Factors Affecting Post Caesarean Pain Intensity among Women in the Northern Peninsular of Malaysia IC07-IC11
Dr. Hanan Hussein Jasim,
Postgraduate Student, Department of Clinical Pharmacy, School of Pharmaceutical Sciences, University Science, Malaysia.
Introduction: Caesarean section (CS) rate has increased considerably during the past years, accounting for 15% to 25% of births. During post-CS period, moderate to severe postoperative pain is a regularly reported problem. Ideally, the intensity of postoperative pain should be predicted so as to customize analgesia.
Aim: To document the CS rate, assess the pain intensity and preoperative factors that may predict post caesarean pain among women in the Obstetric unit of a Hospital Pulau Pinang in Malaysia.
Materials and Methods: A retrospective chart review of 400 caesarean deliveries was conducted between January 2013 and June 2014. The study encompassed patient’s demographic data and obstetrics data. The overall pain scores since the time of surgery (2, 4, 8, 12, 24 and 48 hours postoperatively at rest and while moving) were assessed by visual analogue scale (VAS). The data were analyzed by using SPSS software (version 21.0 for Windows).
Results: The results demonstrate that within a 48 hours postoperative period, the average pain at rest and while moving was 0.40±0.013 and 0.83±0.017 (VAS score), respectively. Logistic regression identified that a higher BMI (=30) (OR 1.056; 95% CI=1.003 to 1.113, p=0.04), an increase in operation time (> 60 minutes) (OR 1.009; 95% CI=1.000 to 1.018, p=0.049), Single women (OR 11.597; 95% CI=1.382 to 97.320, p=0.024), blood group type O (OR 1.857; 95% CI=0.543 to 2.040, p = 0.001) and general anesthesia (OR 3.689; 95% CI=1.653 to 8.232, p=0.001) were found to be independent predictors for postcaesarean pain intensity.

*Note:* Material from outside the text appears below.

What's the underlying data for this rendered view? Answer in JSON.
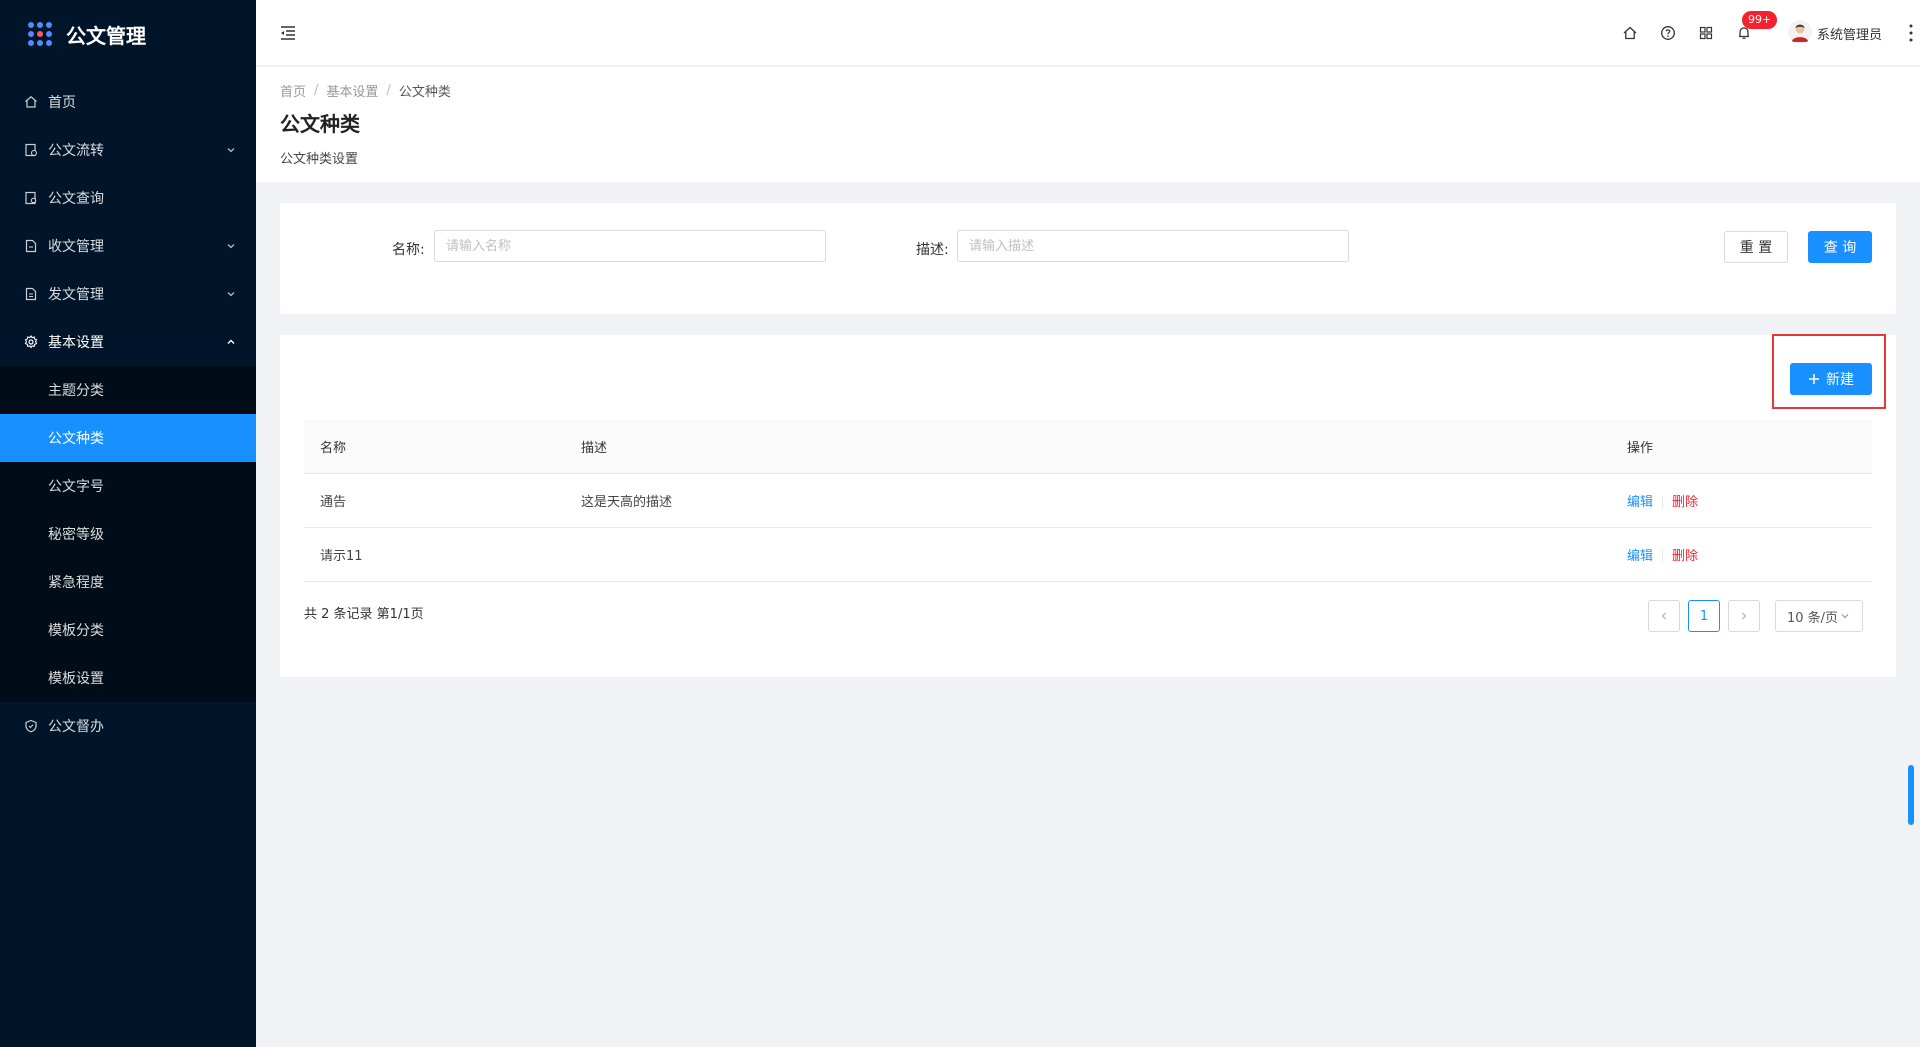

Conclusion: This study concluded that CS rate is 28% among women in the obstetric unit of a Hospital Pulau Pinang and the pain experienced by the study participants was mild. Moreover, the predictive factors for pain intensity may aid in identifying patients at greater risk for postoperative pain. This study concluded that the predictive methods proposed may aid in identifying patients at greater risk for postoperative pain.